varying accents and inflection.


Discrete and Continuous Systems


Depending on the speed of your computer, there
are continuous speech (normal speaking speed)
and discrete speech (slight pauses between each
word) versions available.


Continuous speech is more natural but typically
requires a more powerful computer to process the
information.


Modern speech systems are continuous whereas
older systems were discrete.


Many people (especially those with learning
disabilities) prefer discrete systems over the
newer continuous speech systems.


More Memory is Better


Having more RAM memory is a plus.


The amount of RAM determines how much the
computer can "think about" at once without
checking its "library" on the hard disk.


This is especially true if you are using
other programs at the same time.
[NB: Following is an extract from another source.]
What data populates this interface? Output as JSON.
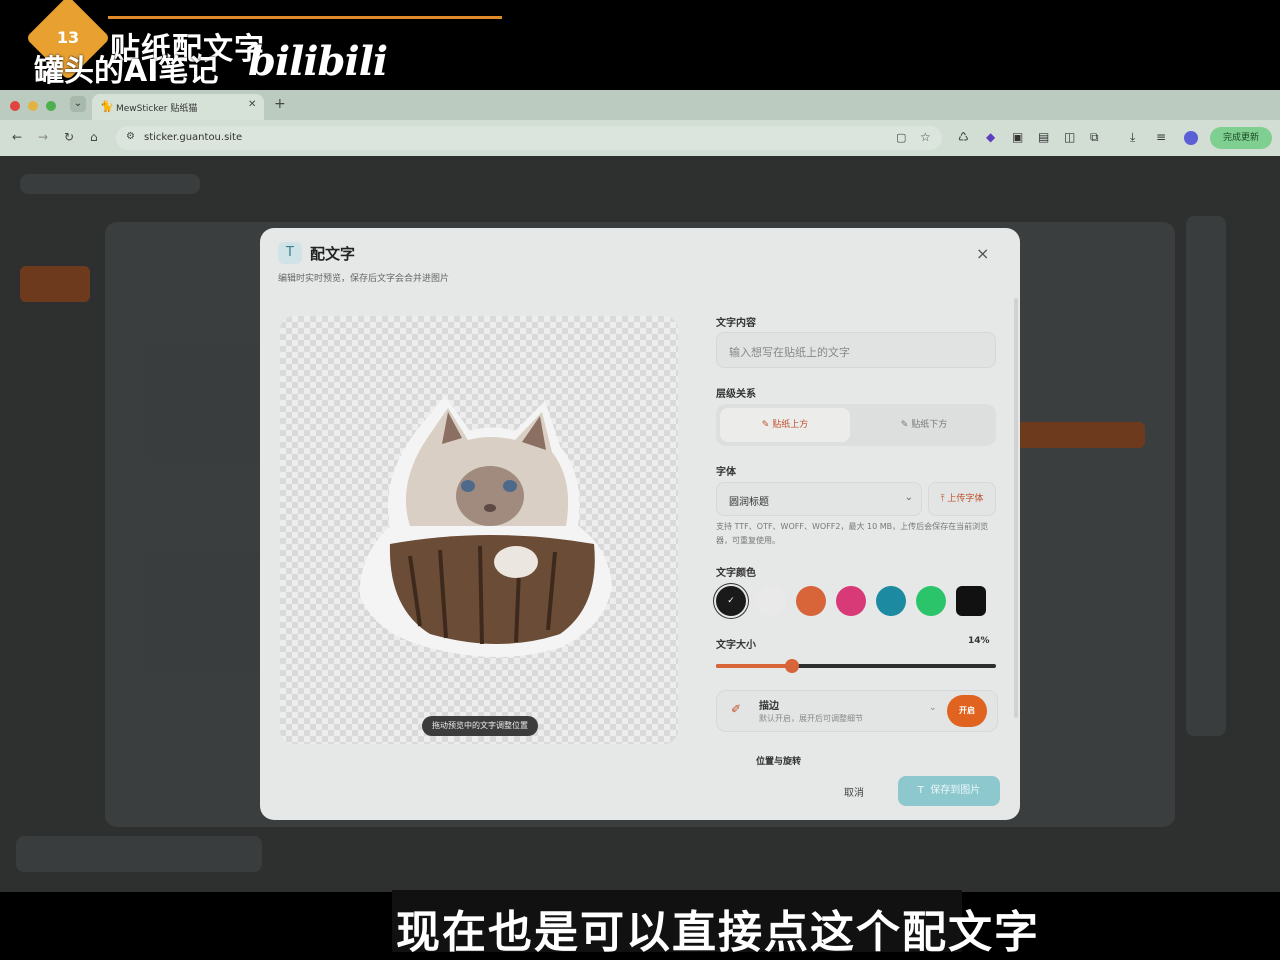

As the speed and memory capacity of
computers increase, so does the
effectiveness of speech recognition.


Memory and Processor

Speed Requirements


Speech engines work on top of Windows
and your other programs just as your
word processor.


128 MB of RAM is the minimum memory
requirement for most speech recognition
software.


256 is required for some professional
versions or newer versions.


Generally a 500 MHz processor or better
is recommended.


Training Requirements


All of the speech products require either
training or a great deal of expertise to be
effective.


As with all higher end computer
programs, the ability to use the speech
recognition successfully involves learning
to communicate with your speech
recognition program as you learn how it
responds to your dictation and voice
commands.


Dictation and Command Modes


Speech Recognition allows a user to
use his/her voice as an input
device.


Voice recognition may be used to
dictate text into the computer or to
give commands to the computer



(such as opening application
programs, pulling down menus, or
saving work).

Why Learn Speech Recognition?


Productivity increases


Helps avoid injury or overcome a handicap


Improves writing skills


Improves reading skills


Improves speaking skills


Types of Microphones

Boom
Microphone

Handheld

Microphone

Single Ear
Headphone

Microphone

Dual Ear
Headphone

Microphone

Dual Ear Headphone

Microphone with volume
and on/off controls

USB Headphone

Microphone

Good

Good

Very
Good

Acceptable

Acceptable

Extremely

Good

Microsoft Office XP or 2003
Speech Recognition


Speech Recognition Software

Dragon Naturally
Speaking 8

IBM ViaVoice

L&H Voice
Express





Speech Recognition System Requirements
in Microsoft Office 2003


A high quality close
-
talk (headset) microphone


A universal serial bus (USB) microphone with gain
adjustment support is recommended.


400
-
megahertz (MHz) or faster computer


128 megabytes (MB) or more of RAM


Office 2003: Microsoft Windows
®

2000 with
Service Pack 3 (SP3) or Microsoft Windows XP or
later.


Office XP: Microsoft Windows 98 or later or
Microsoft Windows NT
®

4.0 or later



Microsoft Internet Explorer 5 or later






Speech Recognition System
Requirements in Dragon 8 (Standard)


A high quality close
-
talk (headset)
microphone


A universal serial bus (USB) microphone with
gain adjustment support is recommended.


500
-
megahertz (MHz) or faster computer


Note
:
Will not install on a machine with a
processor of less than 500 MHz
.


512 megabytes (MB) of RAM


256 MB free minimum


Microsoft Windows ME, 2000, XP or later


Microsoft Internet Explorer 5 or later